Material for the task —
###
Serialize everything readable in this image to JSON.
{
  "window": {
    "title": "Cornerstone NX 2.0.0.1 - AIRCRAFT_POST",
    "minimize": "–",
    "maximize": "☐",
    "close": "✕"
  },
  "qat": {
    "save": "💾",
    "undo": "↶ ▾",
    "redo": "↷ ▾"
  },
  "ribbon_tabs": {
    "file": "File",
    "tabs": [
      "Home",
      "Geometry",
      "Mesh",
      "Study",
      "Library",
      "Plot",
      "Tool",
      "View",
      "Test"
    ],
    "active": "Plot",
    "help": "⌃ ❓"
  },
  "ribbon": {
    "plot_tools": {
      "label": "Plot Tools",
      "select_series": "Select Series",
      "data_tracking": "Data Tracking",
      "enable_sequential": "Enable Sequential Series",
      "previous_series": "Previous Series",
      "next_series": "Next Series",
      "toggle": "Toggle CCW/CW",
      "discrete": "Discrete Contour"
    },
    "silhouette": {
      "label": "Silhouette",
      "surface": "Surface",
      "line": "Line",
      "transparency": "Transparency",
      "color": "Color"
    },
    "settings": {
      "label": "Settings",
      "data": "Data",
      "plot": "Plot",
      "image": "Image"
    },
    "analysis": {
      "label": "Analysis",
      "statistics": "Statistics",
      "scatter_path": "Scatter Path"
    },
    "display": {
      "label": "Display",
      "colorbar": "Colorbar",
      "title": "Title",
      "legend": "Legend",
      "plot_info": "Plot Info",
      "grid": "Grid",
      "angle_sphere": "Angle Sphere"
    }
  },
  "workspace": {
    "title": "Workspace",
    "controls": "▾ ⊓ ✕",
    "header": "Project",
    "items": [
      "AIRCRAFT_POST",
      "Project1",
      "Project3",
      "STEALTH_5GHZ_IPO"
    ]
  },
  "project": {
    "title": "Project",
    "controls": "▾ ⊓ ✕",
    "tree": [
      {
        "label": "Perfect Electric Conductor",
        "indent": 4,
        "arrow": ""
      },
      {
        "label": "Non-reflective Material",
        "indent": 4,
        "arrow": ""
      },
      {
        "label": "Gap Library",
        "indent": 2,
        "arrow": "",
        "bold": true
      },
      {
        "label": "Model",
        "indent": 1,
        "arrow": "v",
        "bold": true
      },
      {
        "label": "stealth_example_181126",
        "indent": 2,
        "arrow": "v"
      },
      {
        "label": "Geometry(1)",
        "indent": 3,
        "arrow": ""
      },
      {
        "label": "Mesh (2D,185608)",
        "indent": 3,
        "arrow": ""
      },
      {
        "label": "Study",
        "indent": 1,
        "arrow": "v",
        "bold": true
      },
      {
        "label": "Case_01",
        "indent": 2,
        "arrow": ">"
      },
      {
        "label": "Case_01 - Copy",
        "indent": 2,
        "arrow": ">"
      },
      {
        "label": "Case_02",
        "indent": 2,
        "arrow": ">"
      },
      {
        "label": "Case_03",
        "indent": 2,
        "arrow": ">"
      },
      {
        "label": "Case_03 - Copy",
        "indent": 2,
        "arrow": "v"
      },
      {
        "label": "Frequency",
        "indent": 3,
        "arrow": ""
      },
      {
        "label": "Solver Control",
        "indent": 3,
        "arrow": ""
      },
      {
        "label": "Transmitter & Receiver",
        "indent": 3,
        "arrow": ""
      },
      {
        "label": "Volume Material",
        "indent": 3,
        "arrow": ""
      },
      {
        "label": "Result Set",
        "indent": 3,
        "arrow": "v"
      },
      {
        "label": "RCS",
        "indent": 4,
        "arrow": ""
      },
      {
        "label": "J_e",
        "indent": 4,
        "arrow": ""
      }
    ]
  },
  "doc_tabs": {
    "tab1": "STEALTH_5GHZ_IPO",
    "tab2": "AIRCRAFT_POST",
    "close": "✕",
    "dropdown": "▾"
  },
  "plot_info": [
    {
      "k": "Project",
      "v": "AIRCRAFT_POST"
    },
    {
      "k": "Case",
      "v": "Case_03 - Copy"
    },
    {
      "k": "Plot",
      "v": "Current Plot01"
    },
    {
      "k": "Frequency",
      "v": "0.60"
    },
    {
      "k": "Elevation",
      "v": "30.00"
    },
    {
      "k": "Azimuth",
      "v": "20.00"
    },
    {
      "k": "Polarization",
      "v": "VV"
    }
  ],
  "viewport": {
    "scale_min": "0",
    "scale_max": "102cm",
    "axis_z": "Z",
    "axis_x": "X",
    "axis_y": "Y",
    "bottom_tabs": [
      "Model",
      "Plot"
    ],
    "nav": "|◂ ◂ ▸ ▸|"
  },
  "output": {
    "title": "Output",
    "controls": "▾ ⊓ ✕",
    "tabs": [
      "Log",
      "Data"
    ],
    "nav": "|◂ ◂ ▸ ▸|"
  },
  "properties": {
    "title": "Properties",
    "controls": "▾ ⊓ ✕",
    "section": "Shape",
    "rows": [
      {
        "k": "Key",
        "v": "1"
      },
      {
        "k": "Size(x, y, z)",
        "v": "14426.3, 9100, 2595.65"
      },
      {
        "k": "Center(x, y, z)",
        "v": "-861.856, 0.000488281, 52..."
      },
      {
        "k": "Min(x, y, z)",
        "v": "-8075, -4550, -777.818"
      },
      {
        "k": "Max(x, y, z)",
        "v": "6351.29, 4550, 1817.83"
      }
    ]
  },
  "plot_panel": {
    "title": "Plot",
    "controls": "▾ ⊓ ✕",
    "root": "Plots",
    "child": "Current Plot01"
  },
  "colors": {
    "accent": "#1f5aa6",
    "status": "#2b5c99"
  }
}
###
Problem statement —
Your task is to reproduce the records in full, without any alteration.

Answer space —
Serialize everything readable in this image to JSON.
{
  "window": {
    "title": "Cornerstone NX 2.0.0.1 - AIRCRAFT_POST",
    "minimize": "–",
    "maximize": "☐",
    "close": "✕"
  },
  "qat": {
    "save": "💾",
    "undo": "↶ ▾",
    "redo": "↷ ▾"
  },
  "ribbon_tabs": {
    "file": "File",
    "tabs": [
      "Home",
      "Geometry",
      "Mesh",
      "Study",
      "Library",
      "Plot",
      "Tool",
      "View",
      "Test"
    ],
    "active": "Plot",
    "help": "⌃ ❓"
  },
  "ribbon": {
    "plot_tools": {
      "label": "Plot Tools",
      "select_series": "Select Series",
      "data_tracking": "Data Tracking",
      "enable_sequential": "Enable Sequential Series",
      "previous_series": "Previous Series",
      "next_series": "Next Series",
      "toggle": "Toggle CCW/CW",
      "discrete": "Discrete Contour"
    },
    "silhouette": {
      "label": "Silhouette",
      "surface": "Surface",
      "line": "Line",
      "transparency": "Transparency",
      "color": "Color"
    },
    "settings": {
      "label": "Settings",
      "data": "Data",
      "plot": "Plot",
      "image": "Image"
    },
    "analysis": {
      "label": "Analysis",
      "statistics": "Statistics",
      "scatter_path": "Scatter Path"
    },
    "display": {
      "label": "Display",
      "colorbar": "Colorbar",
      "title": "Title",
      "legend": "Legend",
      "plot_info": "Plot Info",
      "grid": "Grid",
      "angle_sphere": "Angle Sphere"
    }
  },
  "workspace": {
    "title": "Workspace",
    "controls": "▾ ⊓ ✕",
    "header": "Project",
    "items": [
      "AIRCRAFT_POST",
      "Project1",
      "Project3",
      "STEALTH_5GHZ_IPO"
    ]
  },
  "project": {
    "title": "Project",
    "controls": "▾ ⊓ ✕",
    "tree": [
      {
        "label": "Perfect Electric Conductor",
        "indent": 4,
        "arrow": ""
      },
      {
        "label": "Non-reflective Material",
        "indent": 4,
        "arrow": ""
      },
      {
        "label": "Gap Library",
        "indent": 2,
        "arrow": "",
        "bold": true
      },
      {
        "label": "Model",
        "indent": 1,
        "arrow": "v",
        "bold": true
      },
      {
        "label": "stealth_example_181126",
        "indent": 2,
        "arrow": "v"
      },
      {
        "label": "Geometry(1)",
        "indent": 3,
        "arrow": ""
      },
      {
        "label": "Mesh (2D,185608)",
        "indent": 3,
        "arrow": ""
      },
      {
        "label": "Study",
        "indent": 1,
        "arrow": "v",
        "bold": true
      },
      {
        "label": "Case_01",
        "indent": 2,
        "arrow": ">"
      },
      {
        "label": "Case_01 - Copy",
        "indent": 2,
        "arrow": ">"
      },
      {
        "label": "Case_02",
        "indent": 2,
        "arrow": ">"
      },
      {
        "label": "Case_03",
        "indent": 2,
        "arrow": ">"
      },
      {
        "label": "Case_03 - Copy",
        "indent": 2,
        "arrow": "v"
      },
      {
        "label": "Frequency",
        "indent": 3,
        "arrow": ""
      },
      {
        "label": "Solver Control",
        "indent": 3,
        "arrow": ""
      },
      {
        "label": "Transmitter & Receiver",
        "indent": 3,
        "arrow": ""
      },
      {
        "label": "Volume Material",
        "indent": 3,
        "arrow": ""
      },
      {
        "label": "Result Set",
        "indent": 3,
        "arrow": "v"
      },
      {
        "label": "RCS",
        "indent": 4,
        "arrow": ""
      },
      {
        "label": "J_e",
        "indent": 4,
        "arrow": ""
      }
    ]
  },
  "doc_tabs": {
    "tab1": "STEALTH_5GHZ_IPO",
    "tab2": "AIRCRAFT_POST",
    "close": "✕",
    "dropdown": "▾"
  },
  "plot_info": [
    {
      "k": "Project",
      "v": "AIRCRAFT_POST"
    },
    {
      "k": "Case",
      "v": "Case_03 - Copy"
    },
    {
      "k": "Plot",
      "v": "Current Plot01"
    },
    {
      "k": "Frequency",
      "v": "0.60"
    },
    {
      "k": "Elevation",
      "v": "30.00"
    },
    {
      "k": "Azimuth",
      "v": "20.00"
    },
    {
      "k": "Polarization",
      "v": "VV"
    }
  ],
  "viewport": {
    "scale_min": "0",
    "scale_max": "102cm",
    "axis_z": "Z",
    "axis_x": "X",
    "axis_y": "Y",
    "bottom_tabs": [
      "Model",
      "Plot"
    ],
    "nav": "|◂ ◂ ▸ ▸|"
  },
  "output": {
    "title": "Output",
    "controls": "▾ ⊓ ✕",
    "tabs": [
      "Log",
      "Data"
    ],
    "nav": "|◂ ◂ ▸ ▸|"
  },
  "properties": {
    "title": "Properties",
    "controls": "▾ ⊓ ✕",
    "section": "Shape",
    "rows": [
      {
        "k": "Key",
        "v": "1"
      },
      {
        "k": "Size(x, y, z)",
        "v": "14426.3, 9100, 2595.65"
      },
      {
        "k": "Center(x, y, z)",
        "v": "-861.856, 0.000488281, 52..."
      },
      {
        "k": "Min(x, y, z)",
        "v": "-8075, -4550, -777.818"
      },
      {
        "k": "Max(x, y, z)",
        "v": "6351.29, 4550, 1817.83"
      }
    ]
  },
  "plot_panel": {
    "title": "Plot",
    "controls": "▾ ⊓ ✕",
    "root": "Plots",
    "child": "Current Plot01"
  },
  "colors": {
    "accent": "#1f5aa6",
    "status": "#2b5c99"
  }
}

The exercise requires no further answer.